Fact is, seniors who live alone are at risk for a serious fall or injury while at home. A LifeGuardian™ home medical alarm system placed in the home before a serious accident can save lives and prevent costly medical bills.
Fact is, many times there is a clear history of obvious risk factors before the need for a LifeGuardian™ Medical Alarm System becomes undeniable.
Checking two or more risk factors below may indicate a need for a LifeGuardian™ Medical Alarm System:
_____ Lives alone or left alone for extended periods?
_____ Do they use mobility assisted devices (walkers, crutches, canes, etc)?
_____ Required to take several medications daily?
_____ History of one or more falls or inability to get up by themselves?
_____ More than 75 years of age?
_____ Hospitalization within the past 12 months?
_____ Physically frail or suffers from physical weakness?
_____ Sensory deficits (vision, balance, hearing)?
_____ History of medicine management problems?
_____ Unsafe neighborhood or feels unsafe at home?
_____ Home safety hazards (stairs, bathtubs, etc) which are uncorrectable?
Benefits of a Home Medical Alarm System
Robert Rouch, ED.D., Director of the Texas Consortium of Geriatrics Education Centers at the Huffington Center on Aging at Baylor College of Medicine in Houston and his colleague Thomas A. Teasdale, DR. P.H., Assistant Professor at the same facility have been studying how a Personal Emergency Reporting System can impact the lives of community-residing elders who live alone.
In the mid-1990's, they conducted a retrospective review of data looking at how the use of such systems affects hospital utilization rates.
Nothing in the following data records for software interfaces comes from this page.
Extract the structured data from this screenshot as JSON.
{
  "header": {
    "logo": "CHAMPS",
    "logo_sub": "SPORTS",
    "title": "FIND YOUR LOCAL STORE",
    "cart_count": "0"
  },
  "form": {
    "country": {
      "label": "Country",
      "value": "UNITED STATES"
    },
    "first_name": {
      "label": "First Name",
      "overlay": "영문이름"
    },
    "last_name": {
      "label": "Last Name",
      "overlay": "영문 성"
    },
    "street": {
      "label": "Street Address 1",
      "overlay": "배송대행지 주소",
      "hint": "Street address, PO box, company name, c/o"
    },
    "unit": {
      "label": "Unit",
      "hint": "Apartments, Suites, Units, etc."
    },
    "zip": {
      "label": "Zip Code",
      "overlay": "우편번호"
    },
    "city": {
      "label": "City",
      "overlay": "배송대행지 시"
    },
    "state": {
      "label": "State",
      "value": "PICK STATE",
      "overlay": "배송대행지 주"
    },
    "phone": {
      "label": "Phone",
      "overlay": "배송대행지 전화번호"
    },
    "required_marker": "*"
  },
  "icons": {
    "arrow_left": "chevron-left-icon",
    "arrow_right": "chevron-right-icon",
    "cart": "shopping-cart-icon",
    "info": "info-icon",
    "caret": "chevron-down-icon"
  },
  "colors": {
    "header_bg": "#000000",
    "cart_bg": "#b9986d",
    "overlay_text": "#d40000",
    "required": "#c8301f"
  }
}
They found subscribers using a Medical Alarm System had a statistically significant decrease in per person hospital admissions and inpatient days.
"We found that (Medical Alarm Systems) made a significant positive difference in the lives of subscribers in three areas: subscribers experienced a greater sense of security and peacefulness, they had a greater sense of vitality or pep and energy, and they felt more confident in carrying out their daily routine." explained Dr. Roush. "We also found compelling evidence that once familiar with a personal response service, many study participants wanted to continue service and were willing to drop out of the study in order to do so.
"I cannot overstate the value of telephone reassurance," said Dr. Teasdale. "Many users, especially those who are home-bound, are comforted knowing they can speak to a telephone monitor at anytime, even if it is only to make sure the device is working properly"
"Another powerful benefit," continued Dr. Teasdale, "is that a personal response service supports neighborly communication. Many subscribers ask neighbors and friends to be in their cascade of emergency numbers. It is heartwarming to hear of instances when this request prompts people to renew acquaintances with their neighbors."